The Signature of All Things
Eat, pray, love – then write a really good novel.
It’s been a long time since I’ve enjoyed a novel this much.Skip to next paragraph
Subscribe Today to the Monitor
Elizabeth Gilbert’s epic The Signature of All Things is a triumph from start to finish. The tale is riveting (who’d have thought 19th-century botany could be?); the characters are endearing and bumbling; the scope sweeping (a human lifetime, an entire history of life on earth); and the science both accurate and amusing.
As a reader, I must admit that I approached this 500-page book with some trepidation, fearing that it might prove a bloated attempt to cash in on the overwhelming success of Gilbert’s memoir “Eat, Pray, Love.”
I should not have worried. “The Signature of All Things” is a witty historical fiction that may remind readers of Dickens, Austen, or – for a more contemporary point of reference – the novelist Carol Shields.
The novel tells the story of Alma Whittaker, born in Philadelphia in 1800 to a Dutch mother and wealthy botanist father, Henry, who’s made his fortune selling the antimalarial “Jesuit’s bark” (quinine) he cultivated while living in the Andes. A plucky go-getter and quick learner, Henry expects British scientists to welcome him into their exclusive fold upon realizing the breadth and value of his botanical expertise.
Instead, he’s dismissed as a mere upstart – which makes Henry vow to become the richest, most powerful botanist on earth. He succeeds. He sets up a thousand-acre estate in Philadelphia, marries the daughter of a revered Dutch botanist, cultivates rare medicinal plants, and makes a killing.
Yet the story really belongs to Alma, who inherits her parents’ insatiable curiosity about the natural world, spending her childhood days with her eye on a microscope, her hands in loam, her thoughts on books. Alma’s crush on a fellow botanist goes nowhere, while her beautiful adopted sister never lacks for suitors. Alma continues to study and publish, and at last narrows her focus to bryology – the study of mosses.
Alma does eventually find love, but along with it comes a mystery so deep it beckons her to Tahiti. At age 53, she pens what she calls her “theory of competitive alteration,” describing the way mosses evolve in order to survive varying conditions. Coincidentally, one of the scientists she most admires, Charles Darwin, has come to the same conclusion while studying finches in the Galápagos.

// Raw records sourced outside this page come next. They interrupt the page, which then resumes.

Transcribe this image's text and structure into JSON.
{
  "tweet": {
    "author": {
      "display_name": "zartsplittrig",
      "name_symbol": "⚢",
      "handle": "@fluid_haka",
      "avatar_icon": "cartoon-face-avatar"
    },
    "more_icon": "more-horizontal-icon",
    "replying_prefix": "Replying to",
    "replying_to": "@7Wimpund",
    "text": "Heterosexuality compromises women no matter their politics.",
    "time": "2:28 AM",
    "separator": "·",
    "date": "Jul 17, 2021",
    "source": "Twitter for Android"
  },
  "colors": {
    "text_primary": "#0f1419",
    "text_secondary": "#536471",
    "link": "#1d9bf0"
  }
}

But evolution fails to explain the final vexing question Alma seeks to answer for the remainder of her days: How to explain human altruism?
Aside from the fascinating sweep in “The Signature of All Things,” I most enjoyed Gilbert’s tone – the attitude she takes toward her characters. She tells this story like an amused, intelligent insider, as if her characters are in on the joke – indeed are a few steps ahead, ready with a quick repartee. Here’s Gilbert’s description of Alma, as part of a passage in which her father clumsily reassures her that even ugly girls – like her own mother – can find a husband: “Alma had grown tall as a man by now, with broad shoulders. She looked as though she could swing an ax. (In point of fact, she could swing an ax, and often had to, in her botanical fieldwork.) This need not have necessarily precluded her from marriage. Some men liked a larger woman, who promised a stronger disposition, and Alma, it could be argued, had a handsome profile – at least from her left side.”
I also admire Gilbert’s prose, her hardworking verbs and unexpected metaphors. Here’s a description of Henry’s ledger: “His penmanship was shamefully crabbed. Each sentence was a crowded village of capital letters and small letters, living side by side in tight misery, crawling up on one another as though trying to escape the page.”
This book, Gilbert’s sixth, is an impressive tale of science, history, and a woman’s evolving spirit told by a writer at the top of her game.
Elizabeth A. Brown is an essayist and master of fine arts candidate at Bennington College